I think there are also some efficiency arguments in favor of keeping the parties in joint session until they actually reach the stage of trading numbers back and forth. I like to find out what areas of agreement exist between the parties, which can more easily be done when everyone is in the same room. I like to have the parties listen to the other sides’ attorneys’ assessments of what might happen at trial. And I like to save myself the trouble and save the parties the time of having me listen to one side’s story and have to repeat it to the other side in a different room. To the extent that everybody needs to understand what each side is contending, it saves a lot of time, and probably some losses in translation, to do that while everyone is in the same room, rather than by having the mediator acting as the messenger of such information.

On the other hand, I appreciate the dangers of inflaming people’s passions in an unproductive way, and that it can sometimes be a waste of time to re-hash the facts of a case and the parties’ respective contentions when the mediator is not there to decide the case or evaluate those contentions. Parties also need to understand how to listen to each other, and how to communicate in a persuasive way, for joint sessions to be helpful.
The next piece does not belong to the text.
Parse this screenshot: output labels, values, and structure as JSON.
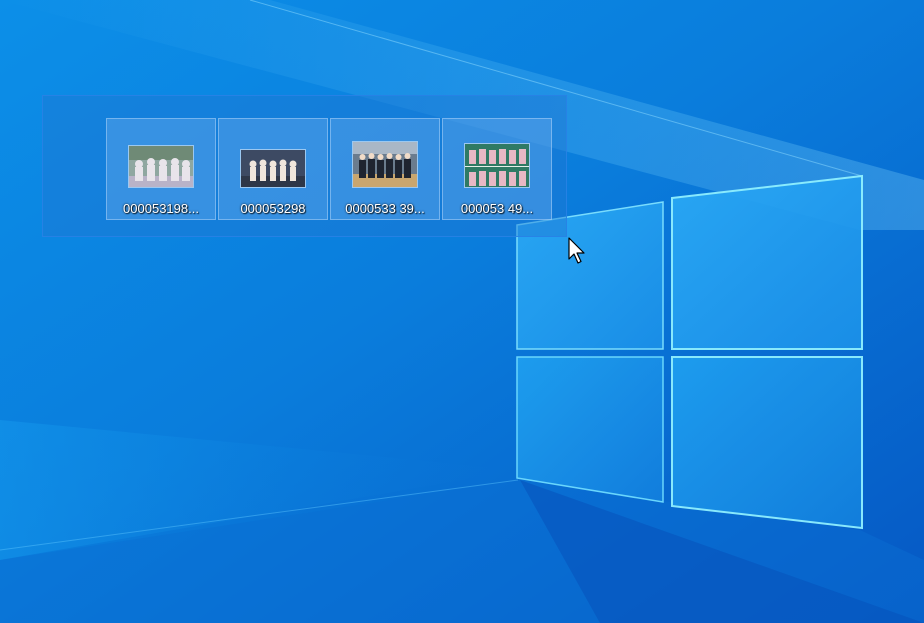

So the answer to the question of how soon to break into caucus is, of course, that it all depends on the situation.